[Start of section]
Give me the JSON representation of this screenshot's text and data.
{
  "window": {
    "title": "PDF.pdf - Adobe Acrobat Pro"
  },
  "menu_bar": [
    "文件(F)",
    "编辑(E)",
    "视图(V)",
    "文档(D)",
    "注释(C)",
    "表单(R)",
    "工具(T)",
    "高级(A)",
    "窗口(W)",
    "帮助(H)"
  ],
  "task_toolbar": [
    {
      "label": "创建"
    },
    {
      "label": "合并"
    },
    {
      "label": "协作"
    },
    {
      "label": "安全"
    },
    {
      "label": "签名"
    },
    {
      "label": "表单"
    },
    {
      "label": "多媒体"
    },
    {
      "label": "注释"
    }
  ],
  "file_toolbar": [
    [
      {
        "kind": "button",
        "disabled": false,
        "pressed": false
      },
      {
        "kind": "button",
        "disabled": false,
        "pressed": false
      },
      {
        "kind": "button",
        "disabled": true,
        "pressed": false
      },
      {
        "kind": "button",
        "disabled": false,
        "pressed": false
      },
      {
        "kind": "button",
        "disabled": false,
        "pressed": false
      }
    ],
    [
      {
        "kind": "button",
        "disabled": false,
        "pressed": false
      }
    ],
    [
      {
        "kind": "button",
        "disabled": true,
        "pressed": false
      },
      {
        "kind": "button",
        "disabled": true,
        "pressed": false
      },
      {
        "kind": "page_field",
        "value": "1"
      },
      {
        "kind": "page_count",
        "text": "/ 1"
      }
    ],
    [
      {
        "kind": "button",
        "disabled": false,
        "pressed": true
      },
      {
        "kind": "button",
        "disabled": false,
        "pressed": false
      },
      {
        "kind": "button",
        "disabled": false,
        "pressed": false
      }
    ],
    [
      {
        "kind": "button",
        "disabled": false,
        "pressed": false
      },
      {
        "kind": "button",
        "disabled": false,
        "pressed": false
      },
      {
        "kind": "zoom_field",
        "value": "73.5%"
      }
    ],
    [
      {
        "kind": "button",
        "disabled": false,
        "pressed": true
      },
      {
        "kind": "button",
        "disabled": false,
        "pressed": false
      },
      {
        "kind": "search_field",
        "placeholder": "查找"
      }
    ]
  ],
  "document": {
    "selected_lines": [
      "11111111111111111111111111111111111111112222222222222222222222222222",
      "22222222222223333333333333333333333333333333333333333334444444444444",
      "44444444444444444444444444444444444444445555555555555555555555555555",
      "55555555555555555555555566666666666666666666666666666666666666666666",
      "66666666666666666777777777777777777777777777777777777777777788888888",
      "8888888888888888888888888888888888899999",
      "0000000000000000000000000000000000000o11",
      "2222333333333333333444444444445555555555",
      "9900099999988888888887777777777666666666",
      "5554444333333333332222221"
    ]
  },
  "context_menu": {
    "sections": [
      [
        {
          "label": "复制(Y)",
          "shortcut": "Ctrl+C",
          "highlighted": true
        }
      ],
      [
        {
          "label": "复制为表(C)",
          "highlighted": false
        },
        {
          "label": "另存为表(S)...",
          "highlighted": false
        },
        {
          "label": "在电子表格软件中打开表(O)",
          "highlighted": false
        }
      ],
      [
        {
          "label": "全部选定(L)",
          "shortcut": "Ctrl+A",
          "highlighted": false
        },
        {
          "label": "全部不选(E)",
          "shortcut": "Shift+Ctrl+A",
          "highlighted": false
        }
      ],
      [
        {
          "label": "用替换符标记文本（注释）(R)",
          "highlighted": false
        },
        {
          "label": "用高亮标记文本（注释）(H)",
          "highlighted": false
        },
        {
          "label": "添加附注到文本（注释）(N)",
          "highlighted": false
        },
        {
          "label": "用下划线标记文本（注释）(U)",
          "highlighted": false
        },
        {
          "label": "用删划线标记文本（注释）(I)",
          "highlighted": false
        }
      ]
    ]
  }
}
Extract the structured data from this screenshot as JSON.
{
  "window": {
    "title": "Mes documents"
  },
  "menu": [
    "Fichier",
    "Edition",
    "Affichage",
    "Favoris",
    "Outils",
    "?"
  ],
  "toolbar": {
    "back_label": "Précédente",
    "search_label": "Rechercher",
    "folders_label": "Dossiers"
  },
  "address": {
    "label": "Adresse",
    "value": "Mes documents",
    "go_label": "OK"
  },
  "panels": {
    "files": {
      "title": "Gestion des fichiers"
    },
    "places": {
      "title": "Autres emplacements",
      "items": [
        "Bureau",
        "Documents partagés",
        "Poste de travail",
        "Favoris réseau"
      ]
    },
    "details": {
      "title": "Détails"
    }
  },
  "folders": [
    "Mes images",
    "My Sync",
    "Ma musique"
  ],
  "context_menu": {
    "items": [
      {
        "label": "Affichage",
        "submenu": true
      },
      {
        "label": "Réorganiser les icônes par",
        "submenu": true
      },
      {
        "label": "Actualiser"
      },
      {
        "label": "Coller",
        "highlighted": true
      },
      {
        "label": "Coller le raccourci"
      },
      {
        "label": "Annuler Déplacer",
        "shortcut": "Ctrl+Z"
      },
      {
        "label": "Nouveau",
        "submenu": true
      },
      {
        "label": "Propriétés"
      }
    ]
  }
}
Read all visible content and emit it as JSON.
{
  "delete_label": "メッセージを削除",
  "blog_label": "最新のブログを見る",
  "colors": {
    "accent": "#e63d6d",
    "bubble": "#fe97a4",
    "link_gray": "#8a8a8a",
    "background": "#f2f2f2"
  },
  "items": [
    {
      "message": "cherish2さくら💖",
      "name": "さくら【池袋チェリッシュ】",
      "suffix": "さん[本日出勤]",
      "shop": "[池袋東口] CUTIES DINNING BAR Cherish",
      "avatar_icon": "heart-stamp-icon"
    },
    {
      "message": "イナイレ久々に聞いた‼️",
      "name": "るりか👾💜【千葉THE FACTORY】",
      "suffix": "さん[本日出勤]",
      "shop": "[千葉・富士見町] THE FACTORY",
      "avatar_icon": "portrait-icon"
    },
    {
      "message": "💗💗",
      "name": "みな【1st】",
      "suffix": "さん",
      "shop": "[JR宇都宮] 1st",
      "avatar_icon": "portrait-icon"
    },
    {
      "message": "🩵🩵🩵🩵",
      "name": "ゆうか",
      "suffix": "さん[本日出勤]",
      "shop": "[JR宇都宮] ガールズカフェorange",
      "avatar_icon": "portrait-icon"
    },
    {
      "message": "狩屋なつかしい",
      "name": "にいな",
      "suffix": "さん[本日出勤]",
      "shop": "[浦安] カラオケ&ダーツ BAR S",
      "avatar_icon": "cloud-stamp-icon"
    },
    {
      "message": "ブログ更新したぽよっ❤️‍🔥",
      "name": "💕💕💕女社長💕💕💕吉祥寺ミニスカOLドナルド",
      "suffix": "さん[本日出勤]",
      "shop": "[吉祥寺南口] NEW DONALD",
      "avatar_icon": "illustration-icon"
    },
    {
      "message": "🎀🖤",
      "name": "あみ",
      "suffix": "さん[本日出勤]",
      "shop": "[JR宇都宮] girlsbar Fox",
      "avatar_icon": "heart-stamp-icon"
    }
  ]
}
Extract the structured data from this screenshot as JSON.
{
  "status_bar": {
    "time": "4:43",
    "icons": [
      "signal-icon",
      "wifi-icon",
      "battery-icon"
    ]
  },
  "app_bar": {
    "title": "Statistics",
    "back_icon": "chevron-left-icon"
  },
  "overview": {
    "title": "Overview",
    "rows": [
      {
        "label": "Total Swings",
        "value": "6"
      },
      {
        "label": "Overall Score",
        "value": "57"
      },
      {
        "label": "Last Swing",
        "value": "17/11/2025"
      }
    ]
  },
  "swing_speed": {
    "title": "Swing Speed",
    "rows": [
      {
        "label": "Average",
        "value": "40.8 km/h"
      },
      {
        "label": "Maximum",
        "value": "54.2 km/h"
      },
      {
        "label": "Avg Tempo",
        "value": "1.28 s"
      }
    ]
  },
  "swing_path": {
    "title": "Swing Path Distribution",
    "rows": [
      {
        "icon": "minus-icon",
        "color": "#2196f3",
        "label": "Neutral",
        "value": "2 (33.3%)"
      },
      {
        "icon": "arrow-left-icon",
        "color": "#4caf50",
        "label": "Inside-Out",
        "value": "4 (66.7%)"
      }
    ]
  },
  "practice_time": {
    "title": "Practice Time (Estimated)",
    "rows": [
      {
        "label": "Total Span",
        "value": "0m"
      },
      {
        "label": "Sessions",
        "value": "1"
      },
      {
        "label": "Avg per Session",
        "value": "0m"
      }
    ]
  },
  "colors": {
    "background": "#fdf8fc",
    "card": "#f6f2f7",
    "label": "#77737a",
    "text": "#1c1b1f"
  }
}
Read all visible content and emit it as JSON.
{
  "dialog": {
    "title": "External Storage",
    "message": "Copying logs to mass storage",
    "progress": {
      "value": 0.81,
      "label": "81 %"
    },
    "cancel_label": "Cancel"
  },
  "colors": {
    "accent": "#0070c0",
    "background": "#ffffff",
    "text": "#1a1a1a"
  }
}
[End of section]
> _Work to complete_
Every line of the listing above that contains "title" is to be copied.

> _The completed task_
    "title": "PDF.pdf - Adobe Acrobat Pro"
    "title": "Mes documents"
      "title": "Gestion des fichiers"
      "title": "Autres emplacements",
      "title": "Détails"
    "title": "Statistics",
    "title": "Overview",
    "title": "Swing Speed",
    "title": "Swing Path Distribution",
    "title": "Practice Time (Estimated)",
    "title": "External Storage",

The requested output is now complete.